But they’re often designed to give advice and try to make decisions on your behalf whereas NemoAI can help users make more informed decisions themselves, Mr Scott says.
Meanwhile, ADGM-regulated hybrid asset manager FinaMaze offers investment advice based on a combination of human experience and machine learning outcomes.
The platform provides algorithm-powered investment solutions across asset classes such as stocks, fixed income, commodities, private equity and the metaverse.
Under the hybrid approach, humans lead the charge at two levels – client relationship management and building strategies and tactical portfolios, according to Mehdi Fichtali, founding partner and chief executive of FinaMaze.
“AI is much better in scouting for different market trends and summarising them for human advisers,” he says.
“It also personalises different portfolios to be aligned with each individual’s risk appetite. The personalisation of strategies requires high computational power and needs 24/7 supervision of risks, given market volatility.
“AI also takes care of automated execution of trades in the market.”
FinaMaze recently created AI characters to deliver financial market news to customers.
The characters will deliver news when it is pertinent and impactful. The frequency of news delivery is twice a month on average, Mr Fichtali says.
Artificial intelligence promotes financial inclusion because of its cost-effectiveness, he adds.
“We can bring private banking grade advice or personalisation to the masses. You no longer need millions of dollars to have a dedicated personal adviser. It can be done by AI at 1,000th of the cost.”
Othmane Mikou, founder of a UAE-based independent consultancy, has been a FinaMaze customer for more than six months.
He has invested in portfolios that offer him exposure to GCC and international markets across asset classes such as commodities, stock markets and fixed income.
“These portfolios incorporate dynamic rebalancing and protective risk controls without any participation from my side,” Mr Mikou says.

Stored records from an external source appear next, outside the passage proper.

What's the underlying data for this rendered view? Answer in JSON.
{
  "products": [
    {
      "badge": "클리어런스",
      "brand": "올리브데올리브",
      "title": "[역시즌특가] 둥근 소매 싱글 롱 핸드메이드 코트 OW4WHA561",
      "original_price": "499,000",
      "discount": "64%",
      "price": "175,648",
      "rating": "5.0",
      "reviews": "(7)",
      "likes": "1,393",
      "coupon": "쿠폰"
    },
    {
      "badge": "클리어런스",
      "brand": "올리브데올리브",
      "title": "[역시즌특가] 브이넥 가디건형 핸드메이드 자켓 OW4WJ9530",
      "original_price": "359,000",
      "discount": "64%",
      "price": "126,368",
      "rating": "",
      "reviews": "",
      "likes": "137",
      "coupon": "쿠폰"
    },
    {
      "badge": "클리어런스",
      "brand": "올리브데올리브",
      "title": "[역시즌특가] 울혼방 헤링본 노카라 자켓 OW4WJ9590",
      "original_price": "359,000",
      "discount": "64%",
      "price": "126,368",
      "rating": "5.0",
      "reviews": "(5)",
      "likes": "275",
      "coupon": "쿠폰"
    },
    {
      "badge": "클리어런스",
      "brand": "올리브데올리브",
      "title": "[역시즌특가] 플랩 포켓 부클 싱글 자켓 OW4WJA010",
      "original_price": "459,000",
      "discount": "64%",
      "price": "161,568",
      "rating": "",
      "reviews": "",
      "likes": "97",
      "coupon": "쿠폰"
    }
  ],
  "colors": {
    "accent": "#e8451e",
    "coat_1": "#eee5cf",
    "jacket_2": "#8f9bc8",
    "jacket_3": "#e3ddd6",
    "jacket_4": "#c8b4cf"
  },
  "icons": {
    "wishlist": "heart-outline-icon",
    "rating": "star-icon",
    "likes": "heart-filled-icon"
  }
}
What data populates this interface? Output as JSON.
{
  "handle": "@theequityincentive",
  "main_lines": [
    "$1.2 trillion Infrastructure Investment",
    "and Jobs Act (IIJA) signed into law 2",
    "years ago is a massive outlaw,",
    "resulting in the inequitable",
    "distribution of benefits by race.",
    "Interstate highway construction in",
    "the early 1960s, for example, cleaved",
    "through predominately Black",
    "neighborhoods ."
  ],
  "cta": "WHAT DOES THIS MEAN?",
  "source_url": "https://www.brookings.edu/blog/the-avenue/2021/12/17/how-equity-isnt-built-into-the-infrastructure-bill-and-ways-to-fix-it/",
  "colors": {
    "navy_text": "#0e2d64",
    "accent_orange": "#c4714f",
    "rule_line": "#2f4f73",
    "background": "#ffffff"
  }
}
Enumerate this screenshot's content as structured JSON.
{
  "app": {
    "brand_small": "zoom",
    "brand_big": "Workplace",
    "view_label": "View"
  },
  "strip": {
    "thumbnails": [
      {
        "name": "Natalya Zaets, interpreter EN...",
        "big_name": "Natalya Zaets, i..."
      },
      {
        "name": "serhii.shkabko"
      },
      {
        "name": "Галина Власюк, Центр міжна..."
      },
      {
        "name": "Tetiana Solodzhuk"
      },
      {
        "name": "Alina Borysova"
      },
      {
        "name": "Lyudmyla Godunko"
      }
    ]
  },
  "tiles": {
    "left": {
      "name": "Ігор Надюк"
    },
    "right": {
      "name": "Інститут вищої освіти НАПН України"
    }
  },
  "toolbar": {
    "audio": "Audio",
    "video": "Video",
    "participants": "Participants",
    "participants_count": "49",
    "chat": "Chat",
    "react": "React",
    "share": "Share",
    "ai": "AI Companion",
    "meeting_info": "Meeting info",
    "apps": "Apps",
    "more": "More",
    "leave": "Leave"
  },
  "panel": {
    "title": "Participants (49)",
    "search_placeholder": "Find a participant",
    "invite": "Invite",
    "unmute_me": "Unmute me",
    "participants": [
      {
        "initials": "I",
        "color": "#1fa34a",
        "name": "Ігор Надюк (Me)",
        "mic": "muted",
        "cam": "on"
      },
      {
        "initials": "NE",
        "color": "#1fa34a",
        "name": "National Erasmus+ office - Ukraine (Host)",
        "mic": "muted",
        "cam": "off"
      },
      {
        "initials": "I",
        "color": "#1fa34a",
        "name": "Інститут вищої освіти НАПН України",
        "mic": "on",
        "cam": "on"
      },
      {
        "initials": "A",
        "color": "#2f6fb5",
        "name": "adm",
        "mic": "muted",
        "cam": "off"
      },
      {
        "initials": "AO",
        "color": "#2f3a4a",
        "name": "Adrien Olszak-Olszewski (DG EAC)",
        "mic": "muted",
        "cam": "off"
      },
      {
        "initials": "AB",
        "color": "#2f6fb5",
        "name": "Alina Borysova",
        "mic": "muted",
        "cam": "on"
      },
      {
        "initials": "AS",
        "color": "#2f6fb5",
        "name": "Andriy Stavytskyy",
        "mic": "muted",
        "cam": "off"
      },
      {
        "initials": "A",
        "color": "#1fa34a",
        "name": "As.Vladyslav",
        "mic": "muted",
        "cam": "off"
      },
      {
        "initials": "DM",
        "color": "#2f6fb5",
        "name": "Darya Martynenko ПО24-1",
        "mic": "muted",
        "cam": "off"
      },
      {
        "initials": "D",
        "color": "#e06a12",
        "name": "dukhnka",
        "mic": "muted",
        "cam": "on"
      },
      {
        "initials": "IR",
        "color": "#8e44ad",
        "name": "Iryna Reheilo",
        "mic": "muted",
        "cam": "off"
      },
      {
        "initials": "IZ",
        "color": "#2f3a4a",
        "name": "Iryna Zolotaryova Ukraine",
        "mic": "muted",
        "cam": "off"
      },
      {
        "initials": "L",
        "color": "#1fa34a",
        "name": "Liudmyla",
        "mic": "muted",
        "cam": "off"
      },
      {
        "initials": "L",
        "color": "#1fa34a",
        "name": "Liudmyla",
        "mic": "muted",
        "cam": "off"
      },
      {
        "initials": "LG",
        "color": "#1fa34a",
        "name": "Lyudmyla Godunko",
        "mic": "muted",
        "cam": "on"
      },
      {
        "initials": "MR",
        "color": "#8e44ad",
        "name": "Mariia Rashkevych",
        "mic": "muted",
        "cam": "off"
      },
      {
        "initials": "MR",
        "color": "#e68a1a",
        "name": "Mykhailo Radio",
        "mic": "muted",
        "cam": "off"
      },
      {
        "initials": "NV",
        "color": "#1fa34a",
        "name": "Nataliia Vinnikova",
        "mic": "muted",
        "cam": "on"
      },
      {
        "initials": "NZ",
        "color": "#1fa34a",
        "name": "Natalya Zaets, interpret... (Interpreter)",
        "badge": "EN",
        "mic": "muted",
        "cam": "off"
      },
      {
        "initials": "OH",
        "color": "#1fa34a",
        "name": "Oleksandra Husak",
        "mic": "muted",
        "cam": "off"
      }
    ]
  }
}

“AI-driven hybrid platforms have the potential to disrupt the traditional asset management industry by providing distinctive benefits such as data-driven insights and portfolio optimisation.”